At one stage, Solomon's team included no less than 31 staff. In secret at a shed at the CSIRO's Port Melbourne site, they built a pilot production line and produced the equivalent of 50 million banknotes. and 1.25 million OVDs - this was to prove to the Reserve Bank that these revolutionary ideas were not only innovative, but were also practical - that the notes could be produced economically.
The testing of the substrate, laminate and security devices was a particular challenge. As any and all issues regarding printing need to be resolved before any notes enter circulation, it obviously isn't possible to issue them into circulation, then wait for problems to present themselves, and fix them after that.
The Turbula - Kerosene, Dirt and Artificial Sweat
One piece of lab equipment the secret team at CSIRO used to measure the durability of their polymer test notes was called the "Turbula", a machine that simulated the rigours of circulation. The testing process involved placing weights in the corners of each of the test notes, and then tumbling them in a kerosene drum containing controlled amounts of synthetic dirt (carbon black), abrasive materials (polypropylene beads) and even artificial sweat.
This process was apparently extremely accurate at predicting the field performance of the new notes, and was also used in later stages of quality control.
Published anecdotes that describe this phase of testing indicate that it was conducted from the mid 1970's - all technical problems are known to have been largely solved in about 10 years, which would indicate that lab testing was complete perhaps by the mid-1980's. The world's first polymer banknotes were actually issued into circulation in our Bicentennial year, 1988.

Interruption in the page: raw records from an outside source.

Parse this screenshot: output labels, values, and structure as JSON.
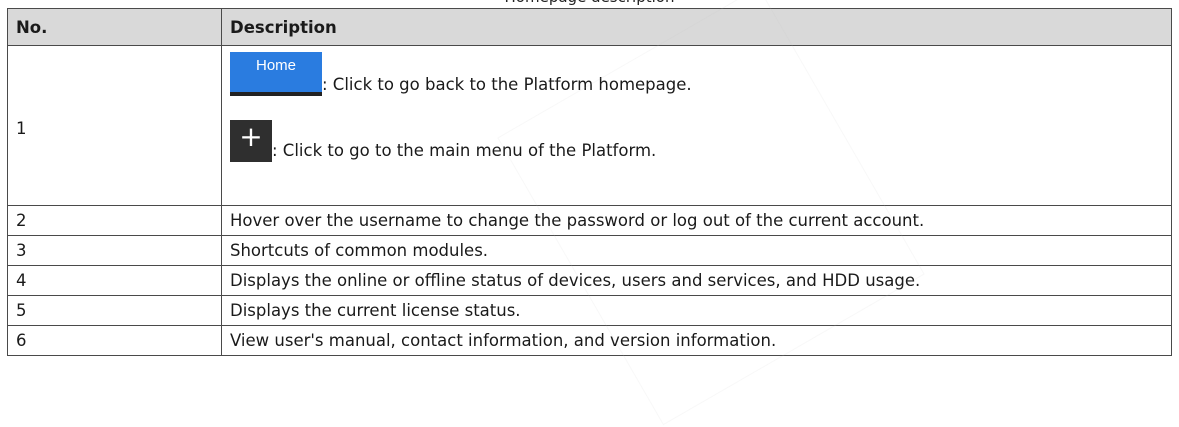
{
  "caption": "Homepage description",
  "table": {
    "headers": [
      "No.",
      "Description"
    ],
    "row1": {
      "number": "1",
      "home_button_label": "Home",
      "home_text": ": Click to go back to the Platform homepage.",
      "plus_icon": "plus-icon",
      "plus_text": ": Click to go to the main menu of the Platform."
    },
    "rows": [
      {
        "number": "2",
        "description": "Hover over the username to change the password or log out of the current account."
      },
      {
        "number": "3",
        "description": "Shortcuts of common modules."
      },
      {
        "number": "4",
        "description": "Displays the online or offline status of devices, users and services, and HDD usage."
      },
      {
        "number": "5",
        "description": "Displays the current license status."
      },
      {
        "number": "6",
        "description": "View user's manual, contact information, and version information."
      }
    ]
  },
  "colors": {
    "header_bg": "#d9d9d9",
    "home_button": "#2a7ce0",
    "plus_button": "#2f2f2f"
  }
}
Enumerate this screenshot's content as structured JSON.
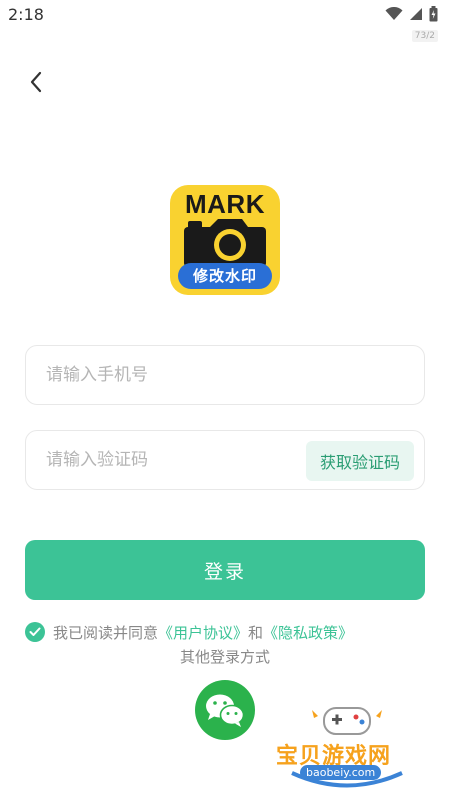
{
  "status": {
    "time": "2:18",
    "badge": "73/2"
  },
  "logo": {
    "mark": "MARK",
    "band": "修改水印"
  },
  "phone": {
    "placeholder": "请输入手机号"
  },
  "code": {
    "placeholder": "请输入验证码",
    "button": "获取验证码"
  },
  "login": {
    "label": "登录"
  },
  "agreement": {
    "checked": true,
    "prefix": "我已阅读并同意",
    "user_agreement": "《用户协议》",
    "and": "和",
    "privacy_policy": "《隐私政策》"
  },
  "other_login": {
    "title": "其他登录方式",
    "wechat": "wechat-icon"
  },
  "watermark": {
    "text": "宝贝游戏网",
    "url": "baobeiy.com"
  },
  "colors": {
    "accent": "#3cc396",
    "logo_yellow": "#f9d230",
    "logo_blue": "#2a6fd6",
    "wechat": "#2bb24c"
  }
}
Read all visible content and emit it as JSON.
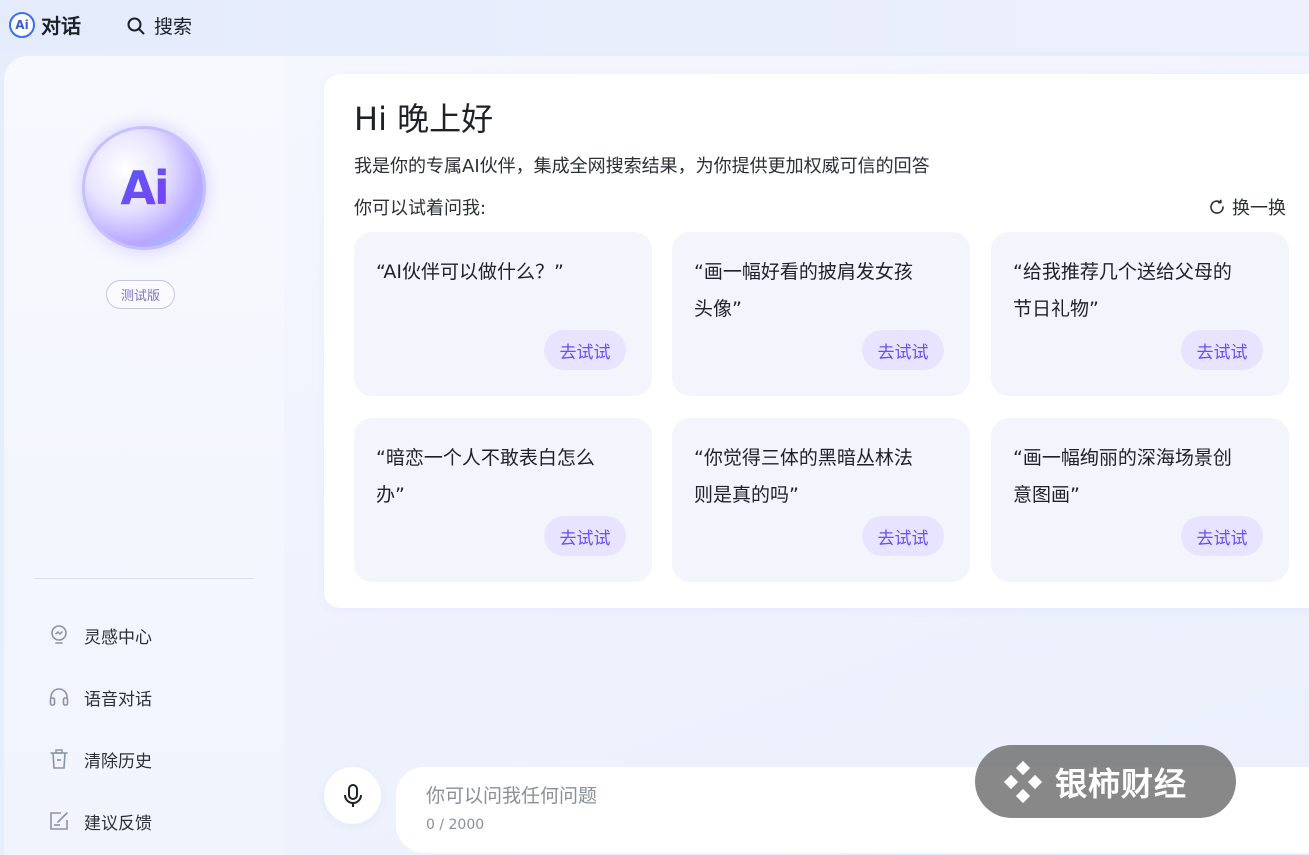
{
  "topbar": {
    "logo_text": "Ai",
    "app_title": "对话",
    "search_label": "搜索"
  },
  "sidebar": {
    "avatar_text": "Ai",
    "beta_badge": "测试版",
    "menu": [
      {
        "label": "灵感中心",
        "icon": "lightbulb-icon"
      },
      {
        "label": "语音对话",
        "icon": "headphones-icon"
      },
      {
        "label": "清除历史",
        "icon": "trash-icon"
      },
      {
        "label": "建议反馈",
        "icon": "feedback-icon"
      }
    ]
  },
  "welcome": {
    "greeting": "Hi 晚上好",
    "intro": "我是你的专属AI伙伴，集成全网搜索结果，为你提供更加权威可信的回答",
    "try_label": "你可以试着问我:",
    "refresh_label": "换一换",
    "suggestions": [
      {
        "question": "“AI伙伴可以做什么？”",
        "button": "去试试"
      },
      {
        "question": "“画一幅好看的披肩发女孩头像”",
        "button": "去试试"
      },
      {
        "question": "“给我推荐几个送给父母的节日礼物”",
        "button": "去试试"
      },
      {
        "question": "“暗恋一个人不敢表白怎么办”",
        "button": "去试试"
      },
      {
        "question": "“你觉得三体的黑暗丛林法则是真的吗”",
        "button": "去试试"
      },
      {
        "question": "“画一幅绚丽的深海场景创意图画”",
        "button": "去试试"
      }
    ]
  },
  "composer": {
    "placeholder": "你可以问我任何问题",
    "value": "",
    "counter": "0 / 2000"
  },
  "watermark": {
    "text": "银柿财经"
  },
  "colors": {
    "accent": "#6a4ff2",
    "button_bg": "#e8e4ff",
    "card_bg": "#f4f5fc"
  }
}
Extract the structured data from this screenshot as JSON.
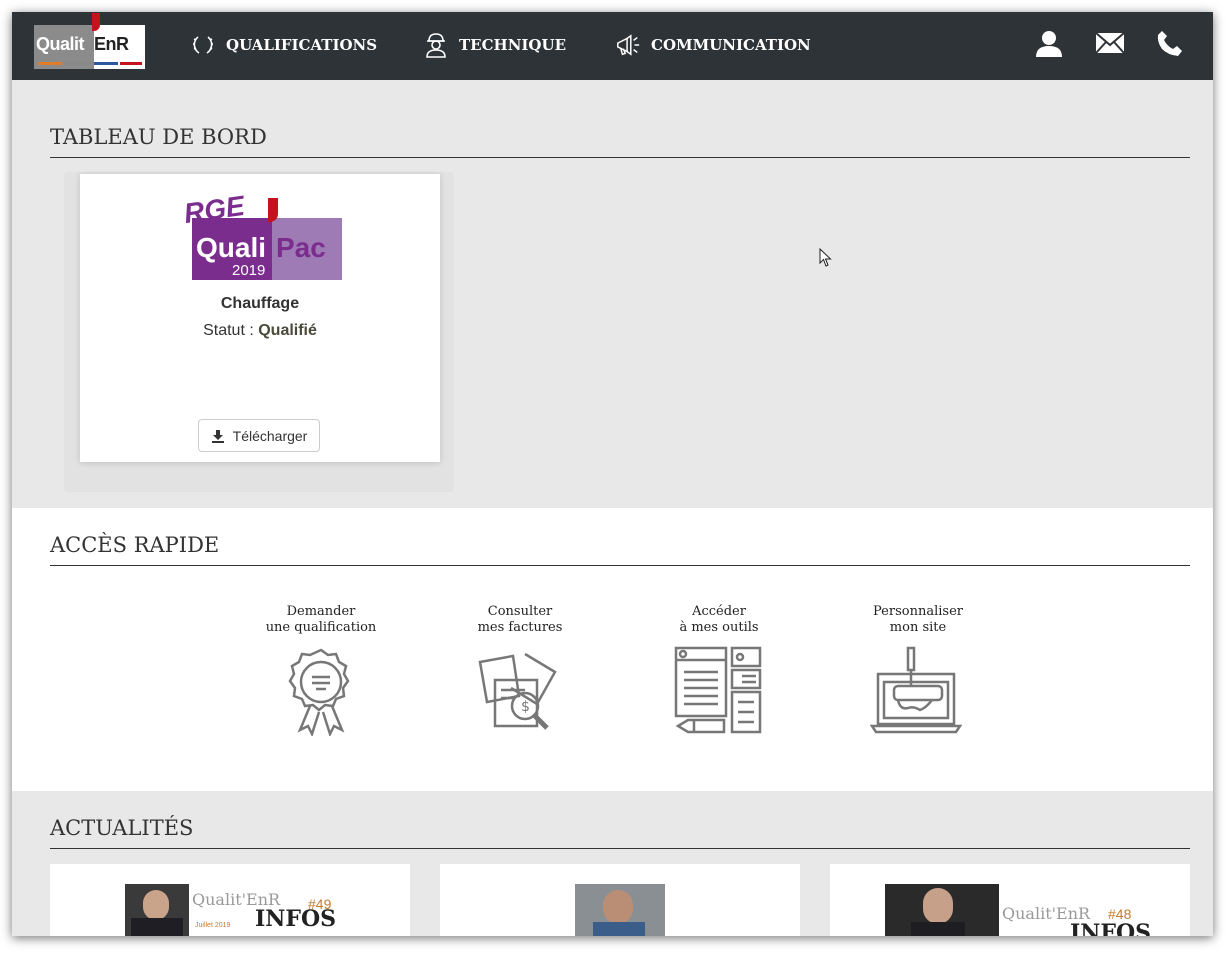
{
  "nav": {
    "logo_text_left": "Qualit",
    "logo_text_right": "EnR",
    "items": [
      {
        "label": "QUALIFICATIONS",
        "icon": "laurel-icon"
      },
      {
        "label": "TECHNIQUE",
        "icon": "worker-icon"
      },
      {
        "label": "COMMUNICATION",
        "icon": "megaphone-icon"
      }
    ],
    "right_icons": [
      "user-icon",
      "mail-icon",
      "phone-icon"
    ]
  },
  "dashboard": {
    "title": "TABLEAU DE BORD",
    "card": {
      "badge_rge": "RGE",
      "badge_brand": "QualiPac",
      "badge_brand_left": "Quali",
      "badge_brand_right": "Pac",
      "badge_year": "2019",
      "name": "Chauffage",
      "status_label": "Statut : ",
      "status_value": "Qualifié",
      "download_label": "Télécharger"
    }
  },
  "quick_access": {
    "title": "ACCÈS RAPIDE",
    "items": [
      {
        "line1": "Demander",
        "line2": "une qualification",
        "icon": "certificate-icon"
      },
      {
        "line1": "Consulter",
        "line2": "mes factures",
        "icon": "invoice-search-icon"
      },
      {
        "line1": "Accéder",
        "line2": "à mes outils",
        "icon": "tools-icon"
      },
      {
        "line1": "Personnaliser",
        "line2": "mon site",
        "icon": "website-paint-icon"
      }
    ]
  },
  "news": {
    "title": "ACTUALITÉS",
    "items": [
      {
        "brand": "Qualit'EnR",
        "issue": "#49",
        "subtitle": "INFOS",
        "date": "Juillet 2019"
      },
      {
        "brand": "",
        "issue": "",
        "subtitle": "",
        "date": ""
      },
      {
        "brand": "Qualit'EnR",
        "issue": "#48",
        "subtitle": "INFOS",
        "date": ""
      }
    ]
  },
  "colors": {
    "nav_bg": "#2e3337",
    "accent_red": "#c3141e",
    "badge_purple": "#7b2d8e",
    "page_bg": "#e8e8e8"
  }
}
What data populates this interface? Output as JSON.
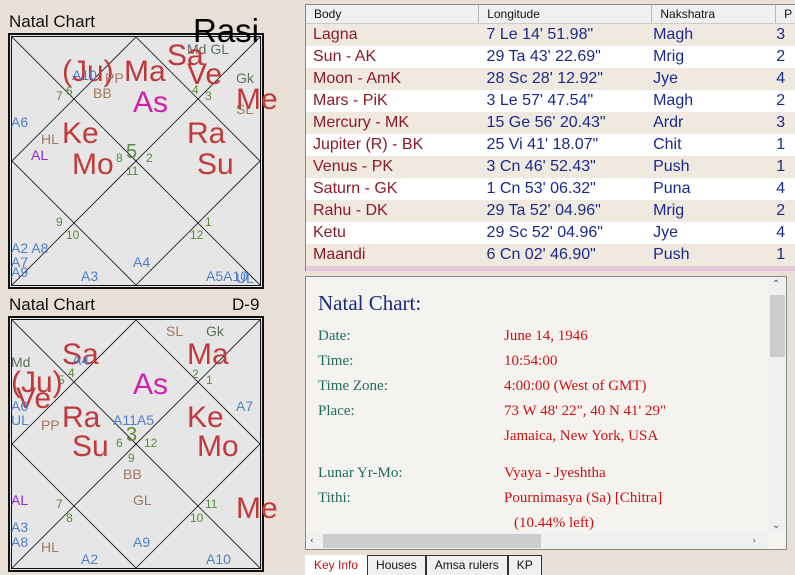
{
  "rasi": {
    "title": "Natal Chart",
    "division": "Rasi",
    "labels": [
      "Md GL",
      "Sa",
      "(Ju)",
      "A10",
      "PP",
      "Ma",
      "Ve",
      "Gk",
      "7",
      "6",
      "BB",
      "As",
      "4",
      "3",
      "Me",
      "SL",
      "A6",
      "HL",
      "Ke",
      "AL",
      "Mo",
      "5",
      "8",
      "2",
      "11",
      "Ra",
      "Su",
      "9",
      "10",
      "1",
      "12",
      "A2 A8",
      "A7",
      "A9",
      "A4",
      "A3",
      "A5A10",
      "UL"
    ]
  },
  "navamsa": {
    "title": "Natal Chart",
    "division": "D-9",
    "labels": [
      "SL",
      "Gk",
      "Sa",
      "A4",
      "Md",
      "Ma",
      "(Ju)",
      "Ve",
      "5",
      "4",
      "2",
      "1",
      "As",
      "A6",
      "UL",
      "A7",
      "PP",
      "Ra",
      "A11A5",
      "Ke",
      "3",
      "6",
      "12",
      "9",
      "Su",
      "Mo",
      "BB",
      "AL",
      "GL",
      "7",
      "8",
      "11",
      "10",
      "Me",
      "A3",
      "A8",
      "HL",
      "A9",
      "A2",
      "A10"
    ]
  },
  "table": {
    "headers": [
      "Body",
      "Longitude",
      "Nakshatra",
      "P"
    ],
    "rows": [
      [
        "Lagna",
        "7 Le 14' 51.98\"",
        "Magh",
        "3"
      ],
      [
        "Sun - AK",
        "29 Ta 43' 22.69\"",
        "Mrig",
        "2"
      ],
      [
        "Moon - AmK",
        "28 Sc 28' 12.92\"",
        "Jye",
        "4"
      ],
      [
        "Mars - PiK",
        "3 Le 57' 47.54\"",
        "Magh",
        "2"
      ],
      [
        "Mercury - MK",
        "15 Ge 56' 20.43\"",
        "Ardr",
        "3"
      ],
      [
        "Jupiter (R) - BK",
        "25 Vi 41' 18.07\"",
        "Chit",
        "1"
      ],
      [
        "Venus - PK",
        "3 Cn 46' 52.43\"",
        "Push",
        "1"
      ],
      [
        "Saturn - GK",
        "1 Cn 53' 06.32\"",
        "Puna",
        "4"
      ],
      [
        "Rahu - DK",
        "29 Ta 52' 04.96\"",
        "Mrig",
        "2"
      ],
      [
        "Ketu",
        "29 Sc 52' 04.96\"",
        "Jye",
        "4"
      ],
      [
        "Maandi",
        "6 Cn 02' 46.90\"",
        "Push",
        "1"
      ]
    ]
  },
  "info": {
    "title": "Natal Chart:",
    "rows": [
      {
        "label": "Date:",
        "value": "June 14, 1946"
      },
      {
        "label": "Time:",
        "value": "10:54:00"
      },
      {
        "label": "Time Zone:",
        "value": "4:00:00 (West of GMT)"
      },
      {
        "label": "Place:",
        "value": "73 W 48' 22\", 40 N 41' 29\""
      },
      {
        "label": "",
        "value": "Jamaica, New York, USA"
      },
      {
        "label": "Lunar Yr-Mo:",
        "value": "Vyaya - Jyeshtha"
      },
      {
        "label": "Tithi:",
        "value": "Pournimasya (Sa) [Chitra]"
      },
      {
        "label": "",
        "value": "(10.44% left)"
      }
    ]
  },
  "tabs": [
    "Key Info",
    "Houses",
    "Amsa rulers",
    "KP"
  ],
  "colors": {
    "planet": "#c0393b",
    "ascendant": "#d21fa8",
    "arudha": "#4f7fc8",
    "value": "#cc1111",
    "label": "#1d6b5c"
  }
}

The test notes photographed above are unequivocally the same type of note used by Solomon and his team in testing various substrates, printing laminates and security devices. Similar test notes can be seen in CSIRO's own images of the Turbula durability test, as well as in library images of David Solomon.
Rather dismissing these test notes based on their condition, I'd suggest collectors view them as being an authentic representation of the lengths to which the CSIRO went to ensure the integrity of our national currency. They've been through the Turbula and have survived after all!
The test notes that I have sighted have a texture unlike any polymer note printed for circulation.
As can be seen from the images of the polymer test notes posted here, the simultan print phase seems to have been the easiest print phase for CSIRO to master - although they're subdued, the background colours have survived largely intact.
The sharpness of the intaglio design - the "exaltation" of larks, as well as the written notations of the denomination etc, are of course printed more sharply on the notes we use today.
The biggest challenge for the Solomon's secret CSIRO testing team seems to have been the hologram - the honeycomb texture to the Mark 1 note clearly indicates improvement was necessary.
These polymer test notes will be of keen interest to anyone committed to building a collection that showcases the evolution of circulating currency in Australia. They are a rare, direct and tangible representation of Australia's worldwide reputation for innovation and integrity in this incredibly challenging field.